Rosa L. Coley
An Action Research Report Presented to
The Graduate Program in Partial Fulfillment of the Requirements
For the Degree of Master of Education
February, 24, 2013
In their study, Grant, Richardson, and Forsten (2000) stated that a 1913 memo from the U.S. Department of interior touted that looping as one as one of the most important issues facing urban schools: “Shall teachers in graded schools be advanced from grade to grade with their pupils through a series of two, three, four or more years so that they may come to know the children they teach and be able to build the work of the latter years on that of the earlier years, or shall teachers be required to remain year after year in the same grade while the children, promoted from grade to grade, are taught by a different teacher every year? Because many elementary school teachers spend most of their careers assigned to one grade level, they tend to be thought of as specialists in that grade level rather than as specialist of teaching children.” (Grant, Richardson, & Forsten, 2000, In the Loop).
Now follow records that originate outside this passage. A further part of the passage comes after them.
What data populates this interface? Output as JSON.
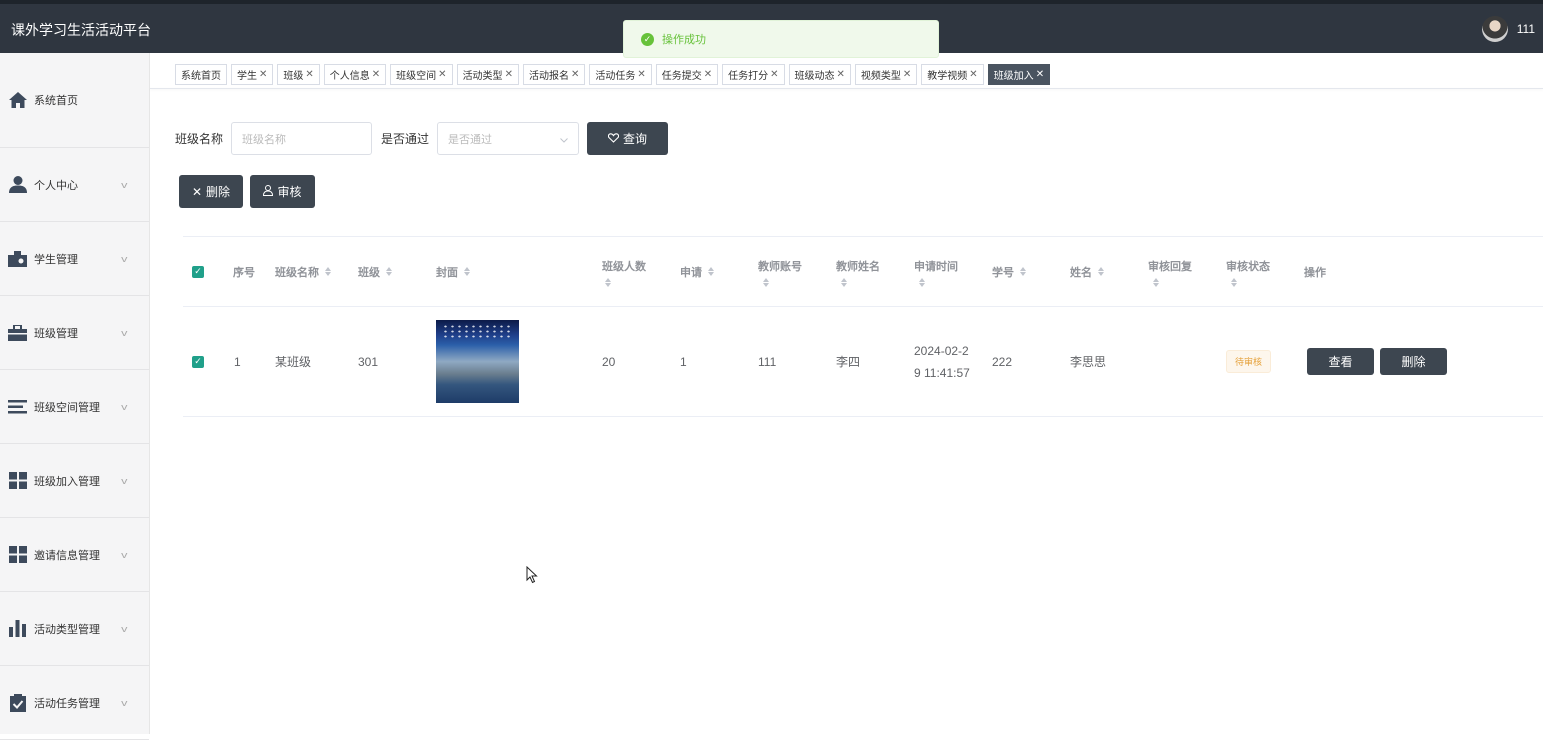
{
  "app": {
    "title": "课外学习生活活动平台",
    "user_name": "111"
  },
  "toast": {
    "message": "操作成功"
  },
  "sidebar": {
    "items": [
      {
        "label": "系统首页",
        "icon": "home-icon",
        "has_arrow": false
      },
      {
        "label": "个人中心",
        "icon": "person-icon",
        "has_arrow": true
      },
      {
        "label": "学生管理",
        "icon": "id-card-icon",
        "has_arrow": true
      },
      {
        "label": "班级管理",
        "icon": "briefcase-icon",
        "has_arrow": true
      },
      {
        "label": "班级空间管理",
        "icon": "list-icon",
        "has_arrow": true
      },
      {
        "label": "班级加入管理",
        "icon": "grid-icon",
        "has_arrow": true
      },
      {
        "label": "邀请信息管理",
        "icon": "grid-icon",
        "has_arrow": true
      },
      {
        "label": "活动类型管理",
        "icon": "bar-chart-icon",
        "has_arrow": true
      },
      {
        "label": "活动任务管理",
        "icon": "clipboard-icon",
        "has_arrow": true
      }
    ]
  },
  "tabs": [
    {
      "label": "系统首页",
      "closable": false
    },
    {
      "label": "学生",
      "closable": true
    },
    {
      "label": "班级",
      "closable": true
    },
    {
      "label": "个人信息",
      "closable": true
    },
    {
      "label": "班级空间",
      "closable": true
    },
    {
      "label": "活动类型",
      "closable": true
    },
    {
      "label": "活动报名",
      "closable": true
    },
    {
      "label": "活动任务",
      "closable": true
    },
    {
      "label": "任务提交",
      "closable": true
    },
    {
      "label": "任务打分",
      "closable": true
    },
    {
      "label": "班级动态",
      "closable": true
    },
    {
      "label": "视频类型",
      "closable": true
    },
    {
      "label": "教学视频",
      "closable": true
    },
    {
      "label": "班级加入",
      "closable": true,
      "active": true
    }
  ],
  "search": {
    "class_name_label": "班级名称",
    "class_name_placeholder": "班级名称",
    "passed_label": "是否通过",
    "passed_placeholder": "是否通过",
    "query_button": "查询"
  },
  "actions": {
    "delete_button": "删除",
    "review_button": "审核"
  },
  "table": {
    "headers": {
      "index": "序号",
      "class_name": "班级名称",
      "class": "班级",
      "cover": "封面",
      "class_size": "班级人数",
      "apply": "申请",
      "teacher_account": "教师账号",
      "teacher_name": "教师姓名",
      "apply_time": "申请时间",
      "student_no": "学号",
      "name": "姓名",
      "review_reply": "审核回复",
      "review_status": "审核状态",
      "operation": "操作"
    },
    "rows": [
      {
        "index": "1",
        "class_name": "某班级",
        "class": "301",
        "class_size": "20",
        "apply": "1",
        "teacher_account": "111",
        "teacher_name": "李四",
        "apply_time_line1": "2024-02-2",
        "apply_time_line2": "9 11:41:57",
        "student_no": "222",
        "name": "李思思",
        "review_reply": "",
        "review_status": "待审核",
        "view_button": "查看",
        "delete_button": "删除"
      }
    ]
  },
  "colors": {
    "topbar": "#2f3640",
    "button_dark": "#3d4650",
    "checkbox": "#20a08a",
    "success": "#67c23a",
    "warning": "#e6a23c"
  }
}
Therefore the question is, “What is the effect of looping students and the relationships between, parents, teachers, and students? Several scholarly articles were reviewed as the resource of literature and each author and researchers have views that are similar in their findings. The articles reviewed range from the year 1997 up to 2007. In each article the researchers found data that had some answers to whether looping had an effect on students, teachers, and parents relationships.
History of Looping.
The practice of looping dates back to the era where there was only a one room schoolhouse and one teacher that taught students of the ages of six to eighteen years of age. As an educational practice, looping has existed for several centuries in Germany, Japan, and Italy (Simel, 1998). The practice of keeping students and teachers together for several years was and still is intentional. It was implemented in both elementary and secondary schools. It was not until Dewey and his colleagues introduced the idea of a ‘community of learners’ in the early 1900’s that the essence of looping was popularized in the United States. Prior to this time, teachers and students looped, but not for pragmatic reasons-not to build relationships or enhance practice. (Thompson, Franz, & Miller, 2009) Simply because there was only one teacher in a one room school house.
Advantages and Disadvantages.
When teachers and students are looped, researchers found that time. If teachers move up with their classes, the first weeks of the second year will probably be more productive because the teachers will not need the days or weeks it usually takes to become familiar with their student’s learning style, strengths, weaknesses, interests, temperaments, personalities, or their home situation. (Vann, 1997) In an article by Doris Jordan (2000, Looping: Discovering the Difference), a teacher stated, “Over the summer I worried about new students, how they would, fit into our world. Jack and the other students are doing it for me. I watched as Susie helps Alan, a newcomer, set up his notebook. Daniel guides Paul to stay on task during a writing assignment. As my partner, Michael, and I walk around the room, we exchange a glance and a smile. There’s magic unfolding before us.” (Jordan, 2000) The students are showing a growth in their social development.
Another social advantage is that students have reduced apprehension about the new school year and a new teacher and students reap the benefits from time spent on developing social skills and cooperative group strategies in following years. Looping lets students get to know one another well, long term relationships result in an emotional and intellectual climate that encourages thinking, risk-taking, and involvement, English...